With that in mind, I have three questions for those who think like Ro.
- How many held on, then cashed out at the right time?
- How many panicked and cashed out at or near the bottom?
- How many held stocks that never recovered at all?
Here’s a bonus question: Did anyone buy a basket of stock in 1999, ride them up and down for 15 years, only to find themselves once again at the break even point?
I ask that bonus question because the Nasdaq 100 Index is just below the March 24, 2000 peak.
In spite of the above, we see the same perennial advice today that we saw in January of 2000 “don’t dump stocks“.
If one has a dedicated, no-panic investment commitment with a time horizon of 15 years or longer, such advice, coupled with income averaging, may make sense.
Four Evaluation Metrics
Doug Short at Advisors perspectives has an even more interesting chart of valuations in his post Equity Valuations, Recessions and Stock Market Declines.
click on any chart for sharper image
Using an average of four popular valuations metrics, the only higher blowoff tops in history were 1929 and the dotcom bust in 2000.

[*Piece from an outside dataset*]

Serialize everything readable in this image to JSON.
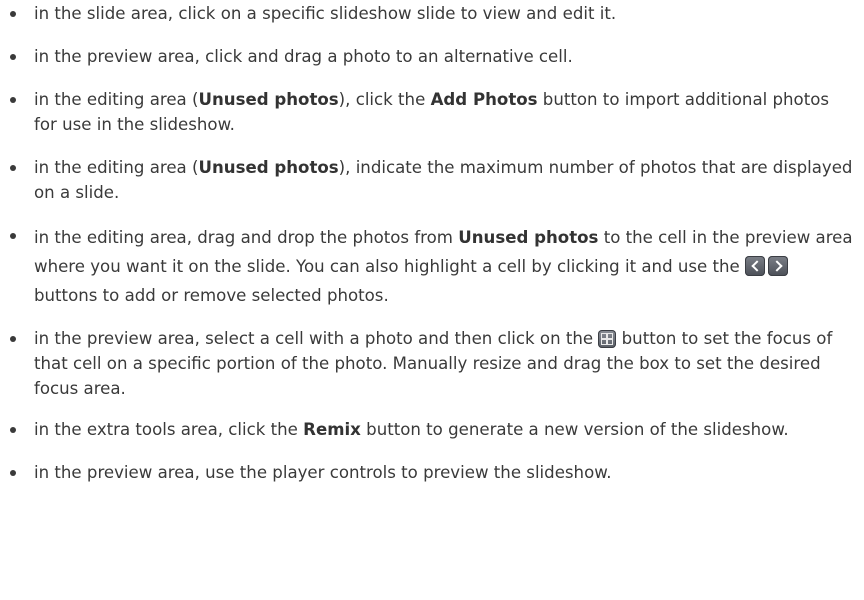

However, ahead of and during the dotcom bust, many market segments were very attractively priced. The same cannot be said now.
If one doesn’t have a dedicated, no-panic investment commitment (that they will realistically stick with), “Don’t dump stocks and hide in cash because the CAPE is at 26”, is not a good philosophy.
“Panic before everyone else does” is far more appropriate.
Given massive baby boomer retirements, coupled with strong doubts that people can and will have a dedicated time horizon long enough to matter, I offer simple advice: Beat the Crowd, Panic Now!
Outside the Box
For those willing to think outside the box, I echo this sentiment of Steen Jakobsen “Gold remains top of my list for new investment. I’m long and adding.”
I also like “perennially despised” US treasuries along with Steen, and I am a big proponent of yen-hedged Japanese equities (a position I believe different than his).
Finally, and also of a contrarian nature, Russia looks quite attractive to me at this time. It’s beaten up, off everyone’s investment radar, and will do well if the ruble or oil rallies. Typically stocks turn before currencies.